Of Thursday’s improvement in the 3,000 she said: “I didn’t know I had that in me, honestly. I’d never been pushed like that in the 3,000 before. I didn’t know I had a chance to even keep up with her. I thought she was going to be ahead of me for the entire time. I just ran my own race, went out with the speed I thought I could run.
“It tells me that I have come a long way since the beginning of the year. I’m still processing it.”
Vestal junior Kyle Kulp is proving to be quite the quick study in his first season of track after shifting over from the lacrosse field. Five days after claiming the Parkhurst Invitational 400 hurdles title, he improved his best once again with a 56.6-second clocking that was 2½ seconds faster than next-best.

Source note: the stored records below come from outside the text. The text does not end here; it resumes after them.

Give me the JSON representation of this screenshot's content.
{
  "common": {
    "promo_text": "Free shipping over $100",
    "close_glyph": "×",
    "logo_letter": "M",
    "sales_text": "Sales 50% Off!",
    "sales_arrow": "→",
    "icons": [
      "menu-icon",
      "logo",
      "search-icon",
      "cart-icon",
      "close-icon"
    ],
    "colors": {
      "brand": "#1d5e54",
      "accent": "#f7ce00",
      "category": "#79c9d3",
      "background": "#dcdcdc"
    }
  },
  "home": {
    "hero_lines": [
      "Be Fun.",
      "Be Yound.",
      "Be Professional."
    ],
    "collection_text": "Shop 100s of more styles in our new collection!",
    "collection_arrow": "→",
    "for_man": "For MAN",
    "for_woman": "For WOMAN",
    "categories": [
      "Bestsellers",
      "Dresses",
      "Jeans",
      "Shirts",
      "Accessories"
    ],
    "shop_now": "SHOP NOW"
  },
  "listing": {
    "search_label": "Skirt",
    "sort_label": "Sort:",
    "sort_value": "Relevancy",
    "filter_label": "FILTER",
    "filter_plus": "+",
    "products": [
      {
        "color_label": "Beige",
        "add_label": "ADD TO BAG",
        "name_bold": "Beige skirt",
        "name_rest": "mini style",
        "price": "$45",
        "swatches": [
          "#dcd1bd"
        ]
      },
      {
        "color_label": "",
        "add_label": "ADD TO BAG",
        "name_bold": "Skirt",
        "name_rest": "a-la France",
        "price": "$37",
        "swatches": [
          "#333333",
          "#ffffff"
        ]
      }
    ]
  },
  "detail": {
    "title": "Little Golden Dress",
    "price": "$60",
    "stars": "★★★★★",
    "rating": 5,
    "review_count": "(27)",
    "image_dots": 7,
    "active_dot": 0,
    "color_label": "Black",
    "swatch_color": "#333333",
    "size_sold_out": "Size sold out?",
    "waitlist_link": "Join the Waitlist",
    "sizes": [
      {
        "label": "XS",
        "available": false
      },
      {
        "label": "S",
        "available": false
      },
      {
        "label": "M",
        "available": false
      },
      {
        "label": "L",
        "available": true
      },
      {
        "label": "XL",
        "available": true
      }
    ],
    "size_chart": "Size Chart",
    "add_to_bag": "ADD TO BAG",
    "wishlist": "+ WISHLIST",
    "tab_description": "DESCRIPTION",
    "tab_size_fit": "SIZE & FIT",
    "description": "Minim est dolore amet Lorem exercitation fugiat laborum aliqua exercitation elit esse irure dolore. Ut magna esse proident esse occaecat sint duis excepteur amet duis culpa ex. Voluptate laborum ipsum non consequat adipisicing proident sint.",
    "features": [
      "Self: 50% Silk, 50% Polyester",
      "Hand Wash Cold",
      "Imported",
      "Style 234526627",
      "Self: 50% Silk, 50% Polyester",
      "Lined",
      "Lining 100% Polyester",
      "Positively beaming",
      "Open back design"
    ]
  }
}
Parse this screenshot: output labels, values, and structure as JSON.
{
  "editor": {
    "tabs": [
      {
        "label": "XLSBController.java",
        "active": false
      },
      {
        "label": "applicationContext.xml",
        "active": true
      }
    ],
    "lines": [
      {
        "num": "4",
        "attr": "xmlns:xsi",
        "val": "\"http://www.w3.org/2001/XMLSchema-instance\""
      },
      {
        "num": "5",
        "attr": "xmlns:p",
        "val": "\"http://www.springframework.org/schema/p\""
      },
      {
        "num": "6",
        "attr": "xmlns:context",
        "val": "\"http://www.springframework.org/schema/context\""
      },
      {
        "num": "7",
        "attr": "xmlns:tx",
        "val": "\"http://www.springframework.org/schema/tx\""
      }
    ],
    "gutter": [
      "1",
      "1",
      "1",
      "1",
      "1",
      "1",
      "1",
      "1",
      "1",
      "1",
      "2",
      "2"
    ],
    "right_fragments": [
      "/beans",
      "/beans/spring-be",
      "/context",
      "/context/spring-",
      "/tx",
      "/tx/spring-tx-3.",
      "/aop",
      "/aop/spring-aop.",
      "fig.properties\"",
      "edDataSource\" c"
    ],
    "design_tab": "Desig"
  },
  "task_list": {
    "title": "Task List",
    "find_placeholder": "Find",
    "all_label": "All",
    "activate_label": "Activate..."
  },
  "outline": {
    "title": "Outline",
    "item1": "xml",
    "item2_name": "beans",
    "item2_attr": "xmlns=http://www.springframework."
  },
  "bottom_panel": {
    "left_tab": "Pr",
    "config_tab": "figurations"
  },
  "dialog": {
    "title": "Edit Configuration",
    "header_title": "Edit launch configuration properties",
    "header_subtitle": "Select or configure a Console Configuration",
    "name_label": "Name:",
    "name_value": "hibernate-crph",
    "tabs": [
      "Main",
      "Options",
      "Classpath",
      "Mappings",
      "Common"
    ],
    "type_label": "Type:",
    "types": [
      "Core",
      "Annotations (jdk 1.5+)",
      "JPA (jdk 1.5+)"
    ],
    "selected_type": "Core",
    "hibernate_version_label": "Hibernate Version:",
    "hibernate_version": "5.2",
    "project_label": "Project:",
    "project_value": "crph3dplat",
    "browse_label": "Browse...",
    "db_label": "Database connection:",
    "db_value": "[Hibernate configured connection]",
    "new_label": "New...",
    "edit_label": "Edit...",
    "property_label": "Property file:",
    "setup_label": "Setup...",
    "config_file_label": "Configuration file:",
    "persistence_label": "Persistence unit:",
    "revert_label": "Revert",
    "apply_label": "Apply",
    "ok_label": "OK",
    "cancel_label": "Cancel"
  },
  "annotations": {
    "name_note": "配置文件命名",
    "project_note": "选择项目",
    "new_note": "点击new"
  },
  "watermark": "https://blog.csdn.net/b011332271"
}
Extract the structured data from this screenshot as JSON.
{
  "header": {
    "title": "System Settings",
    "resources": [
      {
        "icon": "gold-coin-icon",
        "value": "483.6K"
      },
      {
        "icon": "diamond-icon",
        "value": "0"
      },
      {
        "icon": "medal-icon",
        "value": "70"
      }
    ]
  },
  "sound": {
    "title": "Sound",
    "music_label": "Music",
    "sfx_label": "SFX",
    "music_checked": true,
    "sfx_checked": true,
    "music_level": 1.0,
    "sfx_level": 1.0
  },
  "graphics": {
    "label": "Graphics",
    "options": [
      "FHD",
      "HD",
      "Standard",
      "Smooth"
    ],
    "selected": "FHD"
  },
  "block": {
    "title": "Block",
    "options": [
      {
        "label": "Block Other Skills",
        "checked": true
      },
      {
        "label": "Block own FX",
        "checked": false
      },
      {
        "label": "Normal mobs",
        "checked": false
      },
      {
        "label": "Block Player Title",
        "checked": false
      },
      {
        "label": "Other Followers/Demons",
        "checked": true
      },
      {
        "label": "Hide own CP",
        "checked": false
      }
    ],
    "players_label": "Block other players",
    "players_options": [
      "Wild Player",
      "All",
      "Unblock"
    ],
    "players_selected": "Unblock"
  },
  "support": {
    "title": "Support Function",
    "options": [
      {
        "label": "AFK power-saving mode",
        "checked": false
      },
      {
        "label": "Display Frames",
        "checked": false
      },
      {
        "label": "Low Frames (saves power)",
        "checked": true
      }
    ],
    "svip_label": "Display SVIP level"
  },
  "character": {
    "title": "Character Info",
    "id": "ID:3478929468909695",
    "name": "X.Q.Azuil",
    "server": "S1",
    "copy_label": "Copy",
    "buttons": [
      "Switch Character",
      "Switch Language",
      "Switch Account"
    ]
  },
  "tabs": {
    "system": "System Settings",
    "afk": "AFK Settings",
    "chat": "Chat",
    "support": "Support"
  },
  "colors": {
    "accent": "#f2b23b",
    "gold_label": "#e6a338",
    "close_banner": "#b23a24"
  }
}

Kulp has rapidly risen into the role of top Golden Bear in that event, with teammate Chris Murphy sidelined with an ankle injury.
“My technique might not be the best, but in between hurdles I have the speed and catch up to the other people,” he said. ” … Every race, I just try to cut half-a-second or a little more than that. I haven’t peaked yet, so I don’t know where I’m going to finish.”
As for the switch from lacrosse: “Just thought I’d try something new, see if I was any good at track. I was pretty good at lacrosse but I was thinking I wouldn’t get that far in that, thought maybe I’d get farther here. “
Dylan Hunt made it a Vestal sweep of the boys hurdles, running 14.87 seconds for a comfortable margin. Hunt came back with a winning 22.81 in the 200. On Saturday at the Parkhurst Invitational, he false-started out of the 110 hurdles preliminary as the No. 1 seed.
“I really tried to focus on not false-starting, that was my main goal,” he said. “So once I got through prelims it was nice to know I wasn’t going to false-start, and then in finals I figured I’d just run like any other race.”
Asked if he is more prone to jump the gun than the average runner, he said, “Probably not, I’m just a little more paranoid about it.”
The first surprise of the afternoon came in the meet’s first event, the boys 3,000 steeplechase. McCarthy of Corning half-lapped top-seeded Cody Brizzolara of Maine-Endwell for the winning 9:11.86 to the runner-up’s 10:03.96. Brizzolara appeared off his game from the start, and Spartans coach Mike Cordi said his ace’s asthma and allergies factored into his outing.
Top-seeded Alex Laubert of Maine-Endwell won the girls 100 hurdles by nearly a second with a 15.96-second clocking. Binghamton sophomore Nicole Leo ran a strong 400 and held off Ithaca’s Lauren Trumble for the title, 57.58 to 58.0. Vestal’s Kari Stromhaug repeated as pole vault champion, though experimenting with a new pole.
Vestal’s Mike Egotanda doubled in the long and triple jumps, going 22-11¾ in the former and 47-4 in the latter — eclipsing 47 feet for a second consecutive meet. This is a young man who figures to be heard from in both events come state championships next month.
Dan Dracup of Ithaca zipped through the 1,600 in a tidy 4:19, fending off a 4:20.17 by Owego’s James Felice. Sammy Davis of U-E ran 11.26 as 100-meter champion, and Norwich’s Matt Murray did 1:58.28 as 800 winner.
Susquehanna Valley high jumpers finished 1-2 in the boys competition, Marquis Jackson’s 6-4 clearance besting Justin Freije’s 6-2.